Thank the Old, Embrace the New

I am about to move, and it’s been an emotional journey. I love the apartment I am leaving. It’s the first place I ever bought. I purchased it when I became an empty-nester, as a platform for the next chapter of my life. My goal was to expand my social life, enrich my work-life balance, and give more space to romance than I had as a single parent.

So, I found a cute one bedroom apartment smack dab in the heart of Manhattan, and made it my own. Every single day for the past 10 years I’ve been grateful for this amazing home. Within a stone’s throw of Broadway, I’ve spent many evenings finishing a home cooked at my table at 7:45pm, while making it to the theater in time for curtain at 8 o'clock. I’ve hosted lots of holiday meals and enjoyed dozens of drop by visits from friends and family. And my rich dating life led to meeting a wonderful man, who moved in 2 years ago. 

To make space for him, I cleared out half of every closet, cabinet and drawer (though he’d argue that I have since stolen much of it back). Yet, despite my efforts, the truth was that my beloved one bedroom space was not quite built for two. So, after a long inner debate I decided to put my home on the market. It was time to finish my chapter, and begin ours.

But when the open houses started, you could tell I was still attached to my home. I’d stick around to eyeball who showed up, and create entire narratives around whether they were right for the space. One couple looked like they were big book readers from Seattle, and I thought -- I want them to buy it!  Needless to say, my agent scolded me, and said that I needed to stop getting emotionally involved.

A few weeks later, I got an offer from a couple that loved the apartment so much that they asked to buy some of the furniture. I was so relieved.
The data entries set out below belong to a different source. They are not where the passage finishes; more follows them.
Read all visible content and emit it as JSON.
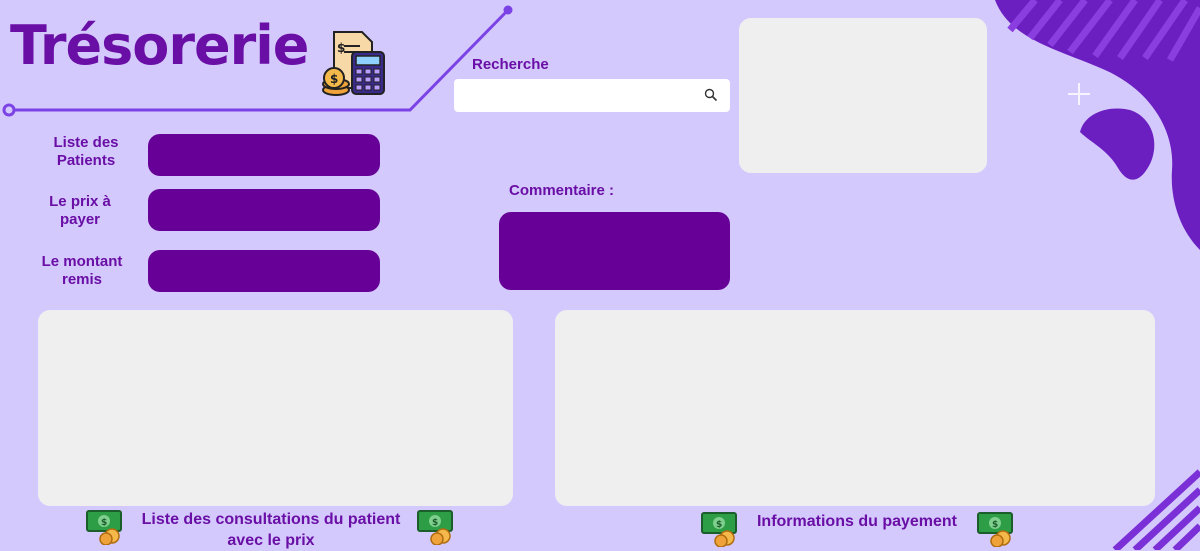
{
  "page": {
    "title": "Trésorerie"
  },
  "search": {
    "label": "Recherche",
    "placeholder": ""
  },
  "form": {
    "patients_label": "Liste des Patients",
    "price_label": "Le prix à payer",
    "amount_label": "Le montant remis",
    "comment_label": "Commentaire :"
  },
  "captions": {
    "consultations": "Liste des consultations du patient avec le prix",
    "payment": "Informations du payement"
  },
  "icons": {
    "title": "receipt-calculator-icon",
    "search": "search-icon",
    "money": "money-bill-coins-icon"
  },
  "colors": {
    "background": "#d4c9fd",
    "accent": "#660096",
    "text": "#6a0fa6",
    "panel": "#efefef"
  }
}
It felt like a sign that they understood and appreciated the apartment. My soul was happy that these were the people buying it.

Though we are moving to a great 2 bedroom apartment in a fun new neighborhood, saying goodbye to something you love is never easy. At first, I found myself looking for things that were wrong with my current apartment in attempt to make the transition easier. Then I realized, I don't have to hate this place or find something wrong with it in order to move forward. I can love and appreciate it for everything it has done for me, and still be ready for the next adventure. I can thank the old for paving the way for the new.

Anyone facing a transition, such as a move, job change, divorce, empty nest, or retirement, knows that change is usually filled with mixed emotions. During times of transition, be gentle with yourself--- remember that you don’t have to reject your past to make room for your future. Times of change are filled with opportunity, and it’s good to know that you can make the process nurturing by honoring the best of what you have created. I decided to take my own advice, and follow the principles behind SHED:

Separate the treasures — Identify what is truly worth hanging on to.
Heave the trash — Release what’s weighing you down.
Embrace your identity from within — Connect to who you are without all your stuff   
Drive yourself forward — Explore the direction that expresses your genuine self.

I realized that though I am leaving the home that I loved, I am not leaving the life I loved and created. I’m bringing all of that forward. In fact, the thing that really helped me cross the emotional bridge was discovering that the our big french country table fit perfectly in our new dining room. I treasure the memories made at this table the most and am thrilled to break-in the new place this Thanksgiving with our old gathering place (and the friends and family that sit around it).